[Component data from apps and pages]
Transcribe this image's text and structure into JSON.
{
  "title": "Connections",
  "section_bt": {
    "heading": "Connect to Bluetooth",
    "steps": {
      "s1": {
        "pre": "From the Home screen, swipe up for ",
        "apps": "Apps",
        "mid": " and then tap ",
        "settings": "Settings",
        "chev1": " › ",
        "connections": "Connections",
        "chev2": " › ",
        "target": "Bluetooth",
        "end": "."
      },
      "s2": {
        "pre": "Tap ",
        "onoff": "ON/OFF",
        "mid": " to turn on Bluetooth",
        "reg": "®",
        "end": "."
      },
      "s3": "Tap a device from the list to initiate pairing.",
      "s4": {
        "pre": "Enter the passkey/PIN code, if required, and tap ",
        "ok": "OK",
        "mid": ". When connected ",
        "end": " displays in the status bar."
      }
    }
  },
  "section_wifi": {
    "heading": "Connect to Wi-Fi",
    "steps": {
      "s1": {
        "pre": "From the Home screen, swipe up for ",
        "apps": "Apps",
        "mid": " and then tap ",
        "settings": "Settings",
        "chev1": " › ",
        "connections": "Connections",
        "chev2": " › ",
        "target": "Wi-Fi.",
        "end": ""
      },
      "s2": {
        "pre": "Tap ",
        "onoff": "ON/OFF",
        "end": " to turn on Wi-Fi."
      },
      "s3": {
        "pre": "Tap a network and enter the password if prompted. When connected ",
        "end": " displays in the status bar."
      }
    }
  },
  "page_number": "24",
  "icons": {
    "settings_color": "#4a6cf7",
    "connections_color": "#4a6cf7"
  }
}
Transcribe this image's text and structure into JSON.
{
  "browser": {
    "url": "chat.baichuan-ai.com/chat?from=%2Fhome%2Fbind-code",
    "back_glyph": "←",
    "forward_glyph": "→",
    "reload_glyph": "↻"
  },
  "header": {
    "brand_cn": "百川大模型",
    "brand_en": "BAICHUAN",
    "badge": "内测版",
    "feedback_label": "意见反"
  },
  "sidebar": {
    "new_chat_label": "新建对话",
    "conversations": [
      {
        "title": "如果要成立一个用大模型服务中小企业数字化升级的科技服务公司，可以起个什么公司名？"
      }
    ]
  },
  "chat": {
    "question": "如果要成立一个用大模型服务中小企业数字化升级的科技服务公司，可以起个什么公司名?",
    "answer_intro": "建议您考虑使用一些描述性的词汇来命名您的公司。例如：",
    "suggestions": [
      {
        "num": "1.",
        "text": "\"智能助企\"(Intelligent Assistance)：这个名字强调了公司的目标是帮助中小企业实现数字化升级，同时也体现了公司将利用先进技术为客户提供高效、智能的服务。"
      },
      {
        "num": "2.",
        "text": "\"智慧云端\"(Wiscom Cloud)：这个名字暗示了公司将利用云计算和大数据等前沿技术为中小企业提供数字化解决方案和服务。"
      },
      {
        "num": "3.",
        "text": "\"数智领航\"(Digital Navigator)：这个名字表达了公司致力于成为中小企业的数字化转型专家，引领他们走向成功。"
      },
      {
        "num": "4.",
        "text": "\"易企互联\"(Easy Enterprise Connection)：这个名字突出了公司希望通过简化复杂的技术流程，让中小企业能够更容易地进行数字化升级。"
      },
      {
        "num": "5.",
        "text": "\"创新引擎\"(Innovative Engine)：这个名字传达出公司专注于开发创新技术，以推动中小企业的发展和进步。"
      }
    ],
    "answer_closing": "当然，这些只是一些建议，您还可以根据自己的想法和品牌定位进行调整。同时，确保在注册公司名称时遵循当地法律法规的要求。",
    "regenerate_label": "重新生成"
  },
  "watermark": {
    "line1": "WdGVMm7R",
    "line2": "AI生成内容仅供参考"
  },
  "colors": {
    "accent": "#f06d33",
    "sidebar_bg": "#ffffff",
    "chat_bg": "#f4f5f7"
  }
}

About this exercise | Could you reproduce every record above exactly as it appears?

Solution to this problem |
Transcribe this image's text and structure into JSON.
{
  "title": "Connections",
  "section_bt": {
    "heading": "Connect to Bluetooth",
    "steps": {
      "s1": {
        "pre": "From the Home screen, swipe up for ",
        "apps": "Apps",
        "mid": " and then tap ",
        "settings": "Settings",
        "chev1": " › ",
        "connections": "Connections",
        "chev2": " › ",
        "target": "Bluetooth",
        "end": "."
      },
      "s2": {
        "pre": "Tap ",
        "onoff": "ON/OFF",
        "mid": " to turn on Bluetooth",
        "reg": "®",
        "end": "."
      },
      "s3": "Tap a device from the list to initiate pairing.",
      "s4": {
        "pre": "Enter the passkey/PIN code, if required, and tap ",
        "ok": "OK",
        "mid": ". When connected ",
        "end": " displays in the status bar."
      }
    }
  },
  "section_wifi": {
    "heading": "Connect to Wi-Fi",
    "steps": {
      "s1": {
        "pre": "From the Home screen, swipe up for ",
        "apps": "Apps",
        "mid": " and then tap ",
        "settings": "Settings",
        "chev1": " › ",
        "connections": "Connections",
        "chev2": " › ",
        "target": "Wi-Fi.",
        "end": ""
      },
      "s2": {
        "pre": "Tap ",
        "onoff": "ON/OFF",
        "end": " to turn on Wi-Fi."
      },
      "s3": {
        "pre": "Tap a network and enter the password if prompted. When connected ",
        "end": " displays in the status bar."
      }
    }
  },
  "page_number": "24",
  "icons": {
    "settings_color": "#4a6cf7",
    "connections_color": "#4a6cf7"
  }
}
Transcribe this image's text and structure into JSON.
{
  "browser": {
    "url": "chat.baichuan-ai.com/chat?from=%2Fhome%2Fbind-code",
    "back_glyph": "←",
    "forward_glyph": "→",
    "reload_glyph": "↻"
  },
  "header": {
    "brand_cn": "百川大模型",
    "brand_en": "BAICHUAN",
    "badge": "内测版",
    "feedback_label": "意见反"
  },
  "sidebar": {
    "new_chat_label": "新建对话",
    "conversations": [
      {
        "title": "如果要成立一个用大模型服务中小企业数字化升级的科技服务公司，可以起个什么公司名？"
      }
    ]
  },
  "chat": {
    "question": "如果要成立一个用大模型服务中小企业数字化升级的科技服务公司，可以起个什么公司名?",
    "answer_intro": "建议您考虑使用一些描述性的词汇来命名您的公司。例如：",
    "suggestions": [
      {
        "num": "1.",
        "text": "\"智能助企\"(Intelligent Assistance)：这个名字强调了公司的目标是帮助中小企业实现数字化升级，同时也体现了公司将利用先进技术为客户提供高效、智能的服务。"
      },
      {
        "num": "2.",
        "text": "\"智慧云端\"(Wiscom Cloud)：这个名字暗示了公司将利用云计算和大数据等前沿技术为中小企业提供数字化解决方案和服务。"
      },
      {
        "num": "3.",
        "text": "\"数智领航\"(Digital Navigator)：这个名字表达了公司致力于成为中小企业的数字化转型专家，引领他们走向成功。"
      },
      {
        "num": "4.",
        "text": "\"易企互联\"(Easy Enterprise Connection)：这个名字突出了公司希望通过简化复杂的技术流程，让中小企业能够更容易地进行数字化升级。"
      },
      {
        "num": "5.",
        "text": "\"创新引擎\"(Innovative Engine)：这个名字传达出公司专注于开发创新技术，以推动中小企业的发展和进步。"
      }
    ],
    "answer_closing": "当然，这些只是一些建议，您还可以根据自己的想法和品牌定位进行调整。同时，确保在注册公司名称时遵循当地法律法规的要求。",
    "regenerate_label": "重新生成"
  },
  "watermark": {
    "line1": "WdGVMm7R",
    "line2": "AI生成内容仅供参考"
  },
  "colors": {
    "accent": "#f06d33",
    "sidebar_bg": "#ffffff",
    "chat_bg": "#f4f5f7"
  }
}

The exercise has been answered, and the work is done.